▸ **Task requirements**
Records follow. Select each line holding "Users".
+++ Raw data
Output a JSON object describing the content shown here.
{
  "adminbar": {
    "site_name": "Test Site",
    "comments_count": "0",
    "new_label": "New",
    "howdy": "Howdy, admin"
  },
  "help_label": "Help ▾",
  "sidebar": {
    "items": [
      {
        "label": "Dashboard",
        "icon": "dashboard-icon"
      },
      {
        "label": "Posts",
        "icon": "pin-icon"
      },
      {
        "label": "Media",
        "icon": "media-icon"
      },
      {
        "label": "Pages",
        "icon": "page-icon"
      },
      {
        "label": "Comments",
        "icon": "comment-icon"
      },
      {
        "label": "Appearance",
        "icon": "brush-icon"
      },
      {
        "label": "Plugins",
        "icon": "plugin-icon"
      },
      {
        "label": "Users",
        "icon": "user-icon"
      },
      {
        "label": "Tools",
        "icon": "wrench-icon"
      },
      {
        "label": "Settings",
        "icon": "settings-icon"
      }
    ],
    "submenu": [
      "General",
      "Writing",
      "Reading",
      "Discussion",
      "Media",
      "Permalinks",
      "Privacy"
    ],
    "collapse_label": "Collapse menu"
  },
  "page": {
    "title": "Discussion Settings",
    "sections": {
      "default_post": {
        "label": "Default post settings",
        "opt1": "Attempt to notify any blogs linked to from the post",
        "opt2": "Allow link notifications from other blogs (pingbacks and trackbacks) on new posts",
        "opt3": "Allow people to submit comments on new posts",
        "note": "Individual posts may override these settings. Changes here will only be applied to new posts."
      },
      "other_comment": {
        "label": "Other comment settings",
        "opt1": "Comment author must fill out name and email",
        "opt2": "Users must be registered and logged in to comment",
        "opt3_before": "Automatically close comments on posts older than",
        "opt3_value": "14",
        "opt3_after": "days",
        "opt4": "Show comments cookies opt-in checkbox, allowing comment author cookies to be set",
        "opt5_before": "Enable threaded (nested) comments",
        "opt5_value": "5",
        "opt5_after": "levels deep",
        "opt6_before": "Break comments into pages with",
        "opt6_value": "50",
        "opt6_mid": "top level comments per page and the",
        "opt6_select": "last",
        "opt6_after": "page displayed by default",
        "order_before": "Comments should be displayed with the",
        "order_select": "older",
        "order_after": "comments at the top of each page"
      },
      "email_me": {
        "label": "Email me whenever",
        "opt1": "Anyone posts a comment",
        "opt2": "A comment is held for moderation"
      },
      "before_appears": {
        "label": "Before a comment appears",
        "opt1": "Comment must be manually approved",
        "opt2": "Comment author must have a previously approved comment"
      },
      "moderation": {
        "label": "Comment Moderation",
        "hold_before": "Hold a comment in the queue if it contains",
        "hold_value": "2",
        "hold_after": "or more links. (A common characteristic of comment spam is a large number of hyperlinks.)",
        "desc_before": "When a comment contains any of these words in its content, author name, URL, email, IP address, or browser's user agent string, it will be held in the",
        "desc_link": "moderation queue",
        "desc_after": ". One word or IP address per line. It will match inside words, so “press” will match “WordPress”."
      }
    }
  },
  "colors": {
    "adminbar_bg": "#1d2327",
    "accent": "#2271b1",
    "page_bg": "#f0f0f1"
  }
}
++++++
▸ **Task solution**
        "label": "Users",
        "opt2": "Users must be registered and logged in to comment",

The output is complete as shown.